Like all semi-trendy electronic music nerds, I became obsessed with the BBC Radiophonic Workshop, Delia Derbyshire, the Putney, the Delaware, and all that good stuff back around the turn of the century. At one point, my coworker Tim Stilson fired up Cool Edit 2000 (state of the art waveform editor at the time) and looked at the Dr. Who theme in the spectrogram view. The spectrogram confirmed what we had suspected: the echos at the end of the theme were shifting upwards in pitch.
I soon found out that these shifting echos were the product of a frequency shifter with a tape echo in its feedback loop. Apparently this combination was a popular effect in Delia Derbyshire’s toolkit, and was used most notably to create the electronic scream that was played before the end credits:
The following description is from Mark Ayres’ most excellent history of the Doctor Who theme:

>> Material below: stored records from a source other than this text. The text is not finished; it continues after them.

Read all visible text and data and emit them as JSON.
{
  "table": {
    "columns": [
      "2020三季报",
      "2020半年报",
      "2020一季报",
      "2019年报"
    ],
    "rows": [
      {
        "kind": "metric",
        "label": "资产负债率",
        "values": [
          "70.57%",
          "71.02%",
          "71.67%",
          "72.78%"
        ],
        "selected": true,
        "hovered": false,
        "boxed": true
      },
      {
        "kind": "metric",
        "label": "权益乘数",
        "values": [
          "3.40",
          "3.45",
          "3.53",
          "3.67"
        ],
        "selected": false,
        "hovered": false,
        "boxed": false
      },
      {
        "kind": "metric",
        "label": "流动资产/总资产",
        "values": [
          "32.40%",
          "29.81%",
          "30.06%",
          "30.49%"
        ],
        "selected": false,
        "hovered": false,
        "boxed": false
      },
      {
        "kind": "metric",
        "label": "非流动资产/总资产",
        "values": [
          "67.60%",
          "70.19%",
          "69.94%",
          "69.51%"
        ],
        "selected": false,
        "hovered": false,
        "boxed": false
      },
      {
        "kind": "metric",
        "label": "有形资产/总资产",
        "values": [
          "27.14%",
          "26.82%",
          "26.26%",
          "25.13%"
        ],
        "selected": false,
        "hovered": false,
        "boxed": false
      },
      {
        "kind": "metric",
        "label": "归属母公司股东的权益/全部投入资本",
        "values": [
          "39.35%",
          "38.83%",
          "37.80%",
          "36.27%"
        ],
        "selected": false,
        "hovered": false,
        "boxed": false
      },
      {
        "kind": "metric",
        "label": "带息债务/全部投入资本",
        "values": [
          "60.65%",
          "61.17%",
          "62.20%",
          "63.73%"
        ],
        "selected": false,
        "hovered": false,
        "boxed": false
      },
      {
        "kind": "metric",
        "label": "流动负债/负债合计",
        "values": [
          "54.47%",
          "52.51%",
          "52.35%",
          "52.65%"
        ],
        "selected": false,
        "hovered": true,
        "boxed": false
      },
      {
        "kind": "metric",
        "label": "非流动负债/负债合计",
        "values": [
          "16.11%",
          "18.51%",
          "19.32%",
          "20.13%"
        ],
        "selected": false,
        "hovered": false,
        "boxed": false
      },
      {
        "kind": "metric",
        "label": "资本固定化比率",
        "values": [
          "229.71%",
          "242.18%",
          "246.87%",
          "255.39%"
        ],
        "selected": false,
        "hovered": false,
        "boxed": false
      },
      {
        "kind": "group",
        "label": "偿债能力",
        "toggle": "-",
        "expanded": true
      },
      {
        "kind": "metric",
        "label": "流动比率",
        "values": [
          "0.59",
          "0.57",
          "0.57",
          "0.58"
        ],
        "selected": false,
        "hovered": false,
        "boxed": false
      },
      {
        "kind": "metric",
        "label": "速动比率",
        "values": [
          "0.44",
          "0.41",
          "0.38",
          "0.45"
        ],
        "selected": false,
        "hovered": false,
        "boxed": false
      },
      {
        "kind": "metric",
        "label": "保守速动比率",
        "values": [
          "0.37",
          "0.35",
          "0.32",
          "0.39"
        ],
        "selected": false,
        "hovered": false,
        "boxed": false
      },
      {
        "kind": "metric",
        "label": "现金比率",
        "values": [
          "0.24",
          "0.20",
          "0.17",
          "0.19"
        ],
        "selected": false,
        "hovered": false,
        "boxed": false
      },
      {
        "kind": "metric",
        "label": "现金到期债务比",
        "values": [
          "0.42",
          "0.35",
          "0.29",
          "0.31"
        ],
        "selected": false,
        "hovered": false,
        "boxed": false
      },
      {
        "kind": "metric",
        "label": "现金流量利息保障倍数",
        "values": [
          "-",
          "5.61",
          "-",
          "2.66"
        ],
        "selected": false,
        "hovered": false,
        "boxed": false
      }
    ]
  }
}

The sound consists of two elements, a rising bubbling sound and a descending scream effect. First of all, let’s deal with the rising bubbling sound. The process used to create this was very simple. The first couple of notes of the closing titles (as the theme melody enters) were copied onto a new piece of audio tape. This was leadered, then flipped over so that it played backwards. The output of the tape deck was then fed into a frequency shifter set for a downwards shift at a short delay, and fed back into itself. When the tape was played into the shifter, it came out the other end milliseconds later with its pitch shifted down slightly. This output was fed back to the input and so on, creating a downwards cascade of ever more distorted sound. This was copied onto a new tape, and when this piece of tape was in turn flipped over, Delia was left with a rising flood of sound starting very distorted and slowly resolving into the opening couple of notes – this was then spliced onto the beginning of the theme.
The downwards scream was created in similar fashion. The source sound is a downwards-sliding hard-edged tone produced using an audio oscillator. Again, this was fed into the pitch shifter with very short delay, a downwards shift, and heavy feedback. Aliasing distortion within the shifter added to the overall effect. The result was mixed with the rising echoes to give the sound we are all familiar with.

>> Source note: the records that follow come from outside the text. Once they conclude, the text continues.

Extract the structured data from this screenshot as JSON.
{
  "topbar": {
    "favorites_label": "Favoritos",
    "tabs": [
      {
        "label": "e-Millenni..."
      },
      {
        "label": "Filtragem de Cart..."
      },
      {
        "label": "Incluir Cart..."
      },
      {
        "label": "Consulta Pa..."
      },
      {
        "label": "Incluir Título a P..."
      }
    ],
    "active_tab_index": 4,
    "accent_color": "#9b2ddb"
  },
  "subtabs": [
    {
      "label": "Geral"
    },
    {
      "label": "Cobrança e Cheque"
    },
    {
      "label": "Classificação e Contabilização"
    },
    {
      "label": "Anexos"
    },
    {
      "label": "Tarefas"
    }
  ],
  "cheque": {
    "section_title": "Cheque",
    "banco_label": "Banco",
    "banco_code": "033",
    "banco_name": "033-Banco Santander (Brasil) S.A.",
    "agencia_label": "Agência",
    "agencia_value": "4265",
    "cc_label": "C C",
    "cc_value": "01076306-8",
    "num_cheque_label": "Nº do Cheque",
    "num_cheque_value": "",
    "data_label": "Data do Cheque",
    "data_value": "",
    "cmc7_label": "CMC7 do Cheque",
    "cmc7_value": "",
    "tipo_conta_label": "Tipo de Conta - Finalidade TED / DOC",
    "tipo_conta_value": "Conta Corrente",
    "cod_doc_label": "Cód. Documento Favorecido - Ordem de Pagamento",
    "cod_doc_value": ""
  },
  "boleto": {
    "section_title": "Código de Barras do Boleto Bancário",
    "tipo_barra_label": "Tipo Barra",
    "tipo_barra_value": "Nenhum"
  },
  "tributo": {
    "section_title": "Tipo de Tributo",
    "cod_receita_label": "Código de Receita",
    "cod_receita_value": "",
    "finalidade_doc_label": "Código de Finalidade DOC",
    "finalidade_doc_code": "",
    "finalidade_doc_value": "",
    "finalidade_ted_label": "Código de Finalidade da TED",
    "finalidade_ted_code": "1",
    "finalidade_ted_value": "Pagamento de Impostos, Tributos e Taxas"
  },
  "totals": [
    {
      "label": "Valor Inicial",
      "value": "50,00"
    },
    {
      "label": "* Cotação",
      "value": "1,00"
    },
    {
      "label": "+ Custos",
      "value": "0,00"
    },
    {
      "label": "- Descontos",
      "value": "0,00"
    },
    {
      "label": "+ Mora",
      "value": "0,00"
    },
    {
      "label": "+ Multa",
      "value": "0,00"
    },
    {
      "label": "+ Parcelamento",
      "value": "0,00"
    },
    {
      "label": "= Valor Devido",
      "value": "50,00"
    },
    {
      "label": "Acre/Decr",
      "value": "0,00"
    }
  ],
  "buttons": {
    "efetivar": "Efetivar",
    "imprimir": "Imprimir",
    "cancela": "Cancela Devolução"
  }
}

I have been working on recreating these sounds with my VST frequency shifter / echo plugin, with some degrees of success. The overdrive in my analog echo simulator sounds a bit soft, but the harsh edged “scream” is also dependent on having a more edgy tone being fed into it. The process would be easier if I exposed tone controls for the internal filters, so I think that will be my next step. I find myself enjoying the sounds that the plugin makes on its own, without emulating any particular existing sounds. However, the Dr. Who sounds are so archetypal, it would be good to have a tool that can make similar sounds, so I will keep working towards that.

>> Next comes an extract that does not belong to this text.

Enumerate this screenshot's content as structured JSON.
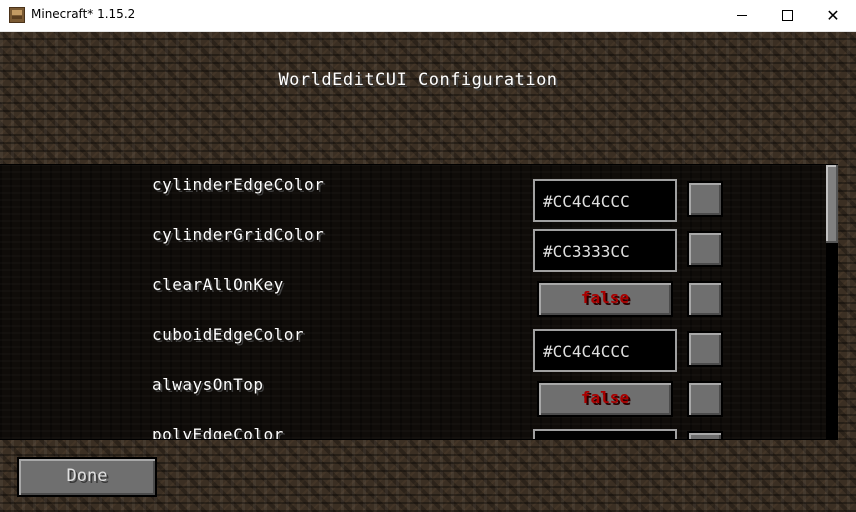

UPDATE, April 2016: Since writing the above in 2009, I have released an “official” plugin that incorporates analog echo and a frequency shifter in a feedback loop, ValhallaFreqEcho. It’s free, so go ahead and download it!